  5. Feiereisen, P., Duchateau, J., and Hainaut, K. (1997). Motor unit recruitment order during voluntary and electrically induced contractions in the tibialis anterior. Exp. Brain Res. 114, 117–123. doi: 10.1007/PL00005610
  6. Vanderthommen, M., Duteil, S., Wary, C., Raynaud, J. S., Leroy-Willig, A., Crielaard, J. M., et al. (2003). A comparison of voluntary and electrically induced contractions by interleaved 1H and 31P-NMRS in humans. J. Appl. Physiol. 94, 1012–1024. doi: 10.1152/japplphysiol.00887.2001

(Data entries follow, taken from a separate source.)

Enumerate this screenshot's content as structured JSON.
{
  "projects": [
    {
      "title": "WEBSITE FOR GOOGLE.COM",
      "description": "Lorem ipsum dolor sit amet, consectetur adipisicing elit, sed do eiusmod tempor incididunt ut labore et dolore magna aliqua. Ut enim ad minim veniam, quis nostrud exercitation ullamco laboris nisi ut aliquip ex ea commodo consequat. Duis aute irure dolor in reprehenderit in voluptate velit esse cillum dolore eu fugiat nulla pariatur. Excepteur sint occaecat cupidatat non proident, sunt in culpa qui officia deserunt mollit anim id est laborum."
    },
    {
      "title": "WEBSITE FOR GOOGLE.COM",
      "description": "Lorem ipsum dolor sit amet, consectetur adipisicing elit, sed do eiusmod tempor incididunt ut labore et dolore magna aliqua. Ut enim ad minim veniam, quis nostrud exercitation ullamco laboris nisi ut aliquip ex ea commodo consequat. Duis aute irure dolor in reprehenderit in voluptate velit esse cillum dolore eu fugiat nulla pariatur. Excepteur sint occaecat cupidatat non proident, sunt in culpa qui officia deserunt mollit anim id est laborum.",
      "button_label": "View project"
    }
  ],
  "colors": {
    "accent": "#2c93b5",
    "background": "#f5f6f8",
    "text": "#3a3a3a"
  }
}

  7. Gregory, C. M., and Bickel, C. S. (2005). Recruitment patterns in human skeletal muscle during electrical stimulation. Phys. Ther. 85, 358–364
  8. Koutedakis, Y., Frischknecht, R., Vrbová, G., Sharp, N. C., and Budgett, R. (1995). Maximal voluntary quadriceps strength patterns in Olympic overtrained athletes. Med. Sci. Sports Exerc. 27, 566–572. doi: 10.1249/00005768-199504000-00015
  9. Wahl, P., Hein, M., Achtzehn, S., Bloch, W., and Mester, J. (2014). Acute metabolic, hormonal and psychological responses to cycling with superimposed electromyostimulation. Eur. J. Appl. Physiol. 114, 2331–2339. doi: 10.1007/s00421-014-2952-4
  10. Wahl, P., Hein, M., Achtzehn, S., Bloch, W., and Mester, J. (2015). Acute effects of superimposed electromyostimulation during cycling on myokines and markers ofmuscle damage. J. Musculoskelet. Neuronal. Interact. 15, 53–59.
  11. Wahl, P., Schaerk, J., Achtzehn, S., Kleinöder, H., Bloch, W., and Mester, J., (2012). Physiological responses and perceived exertion during cycling with superimposed electromyostimulation. J. Strength Cond. Res. S26, 2383–2388. doi: 10.1519/JSC.0b013e31823f2749
  12. Matsuse, H., Shiba, N., Takano, Y., Yamada, S., Ohshima, H., and Tagawa, Y. (2013). Cycling exercise to resist electrically stimulated anatagonist increases oxygen uptake in males: pilot study. J. Rehabil. Res. Dev. 4, 545–554. doi: 10.1682/JRRD.2012.04.0067
  13. Mathes, S., Lehnen, N., Link, T., Bloch, W., Mester, J., and Wahl, P. (2017). Chronic effects of superimposed electromyostimulation during cycling on aerobic and anaerobic capacity. Eur. J. Appl. Physiol. 117, 881–892. doi: 10.1007/s00421-017-3572-6